OpenAI has taken a significant leap in democratizing AI with the launch of the GPT Store, a marketplace reminiscent of Apple’s App Store but for AI applications. This new venture allows even those without coding skills to craft their own tailored versions of the ChatGPT AI to serve bespoke purposes. Users can interact with ChatGPT to specify and refine their custom AI, making the process as straightforward as having a conversation. Once created, these personalized GPTs can be showcased on the GPT Store, where verified builders can distribute and potentially reap financial benefits based on how often their creations are used.
This initiative propels OpenAI into a new realm of platform-based service, drawing parallels with and potentially rivaling tech behemoths like Apple and Microsoft. Initially, OpenAI will employ a revenue-sharing model, but plans for allowing creators to directly charge for their GPT models signal an evolving marketplace. While OpenAI’s close ties with Microsoft have been beneficial, the burgeoning scope of OpenAI’s ambitions raises questions about the future contours of this partnership. As the details around the GPT Store’s operations and offerings continue to unfold, it promises to be a pivotal development in the AI sphere, offering novel avenues for innovation and monetization.
In summing up this week’s insights from Publishing Pulse, we see the online publishing arena at a pivotal juncture, with Google’s latest updates sharpening the focus on SEO agility and mobile-first browsing, while the end of third-party cookies heralds a more privacy-centric advertising future. Elon Musk’s Grok introduces a new twist in user interaction, and OpenAI’s GPT Store sets the stage for AI democratization and innovation. These developments signal not only a week of significant change but also a reminder of the industry’s continuous evolution, where adaptability and foresight remain key for publishers navigating the ever-shifting digital landscape.
The insights shared in this article provide a glimpse into the evolving world of publishing, and readers are encouraged to stay tuned for more discussions on “The Publisher Lab” podcast.

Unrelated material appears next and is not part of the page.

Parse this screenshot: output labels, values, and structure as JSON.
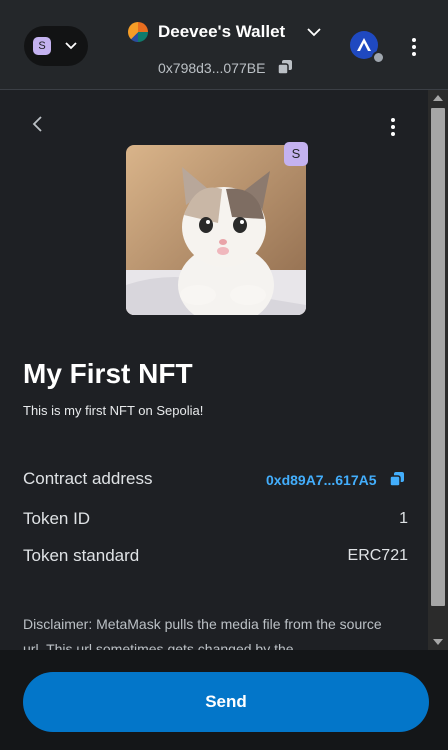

You can listen to this podcast anywhere you can find podcasts or watch it on YouTube.